The quality of a food product is determined by the set of characteristics that can influence the preference or consumer acceptability.
If we refer to sensory or organoleptic properties, important factors are the appearance, texture and flavor (Carreras, 2004). On this regard, the oxidation state and antioxidant capacity in animals tissues constitute a very important factor that affects sensory properties and meat lifespan (Morrissey et al., 1998).
In fact, lipid oxidation and the consequent oxidative rancidity are one of the main causes of deterioration of food for human consumption, along with microbial development.
→Lipid oxidation, apart from producing unwiseable odors is also responsible for alterations in flavor, texture, consistency and nutritional value (Fellenberg y Speisky, 2006).
Oxidative rancidity is especially critical in fresh meat products, due to the current trend of promoting an increase in polyunsaturated fat content (with multiple double bonds in the chains of fatty acids) because of their dietary benefit over saturated fats.
This problem is much more marked in the case of poultry because lipid oxidation of fatty acids of phospholipids of muscle tissue is influenced by a wide variety of specific species factors, such as decreased activity of the enzyme glutathione peroxidase or low levels of α-tocopherol (Daun y Akesson, 2004).

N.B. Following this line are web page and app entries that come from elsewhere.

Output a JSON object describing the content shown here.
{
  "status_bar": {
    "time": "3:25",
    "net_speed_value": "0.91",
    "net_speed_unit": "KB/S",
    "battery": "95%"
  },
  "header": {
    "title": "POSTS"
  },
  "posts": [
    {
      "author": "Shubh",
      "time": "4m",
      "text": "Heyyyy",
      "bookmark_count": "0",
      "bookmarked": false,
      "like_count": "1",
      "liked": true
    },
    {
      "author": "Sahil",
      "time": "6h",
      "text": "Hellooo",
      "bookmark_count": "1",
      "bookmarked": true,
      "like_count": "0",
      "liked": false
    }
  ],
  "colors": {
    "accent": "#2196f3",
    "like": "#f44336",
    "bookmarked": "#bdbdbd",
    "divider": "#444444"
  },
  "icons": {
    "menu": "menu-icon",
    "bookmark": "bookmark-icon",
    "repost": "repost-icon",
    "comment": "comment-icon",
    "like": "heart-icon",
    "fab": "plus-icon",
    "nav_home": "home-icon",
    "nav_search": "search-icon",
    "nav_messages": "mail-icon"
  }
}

These factors make oxidation more important in birds than in pigs or ruminants, being in processed products of these species where the effects are more noticeable. Oxidation in vivo in the animal tissue is also affected by the composition of the diet. Thus, a high feed consumption with high content of oxidized lipids and polyunsaturated fatty acids , as well as prooxidant components or decreased consumption of dietary components involved in the antioxidant defense system, contribute to oxidation in vivo animal oxidation and post-mortem meat (Morrissey et al., 1998 o Stem et al., 2008).
In fact, the use of oxidized lipids in the diet can not manifest itself in terms of production in vivo but instead can lead to rusty channels of lower quality (Table 1) and also more perishable.
Table 1. Effect of Oxidation of oxidized oil in the diet on the values of metabolizable energy and level of oxidation in chicken fat (Racanicci et al., 2004).
→Also, the level of oxidative stress and lipid oxidation in vivo directly affect the quality of meat afterwards (Morrissey et al., 1998).
In this regard, it is well known antioxidant effect of vitamin E and selenium from the diet of the animal, which is explained by the α-tocopherol position within cell membranes. This membrane localization is not achieved with the addition of vitamin E in the flesh (meat), so only from the diet it has antioxidant effect.
However, it has also been indicated that a high unsaturation of fat as in the case of poultry products, decreases the α-tocopherol deposition in chicken meat (Table 2).
Table 2. Effect of level of polyunsaturated fatty acids (PUFAs) and vitamin E supplementation in the deposition of tocopherol in chicken meat (Cortinas, 2004).
The limitation of available vitamin E from the diet can be partly supplemented with the addition of other antioxidants. Thus, it has been observed that the combination of vitamin E with synthetic antioxidants as BHT or Ethoxyquin can increase the stability of the meat and fat in broilers carcasses (Table 3).
Table 3. Effect of α-tocopherol acetate (ATA), BHT and Ethoxyquin and a combination of both, in levels of α-tocopherol and oxidative stability in chickens carcase.
The oxidation of lipids in poultry production affects both the feed consumed by the animal, as in vivo, in the animal itself and / or later in the quality and lifespan of products of animal origin intended for human consumption.
The incorporation of antioxidants in the feed allows to reverse the deleterious effects of lipid oxidation in all these stages; their effectiveness depend on the type of antioxidant used and their interactions with other system antioxidant protection components of the animal.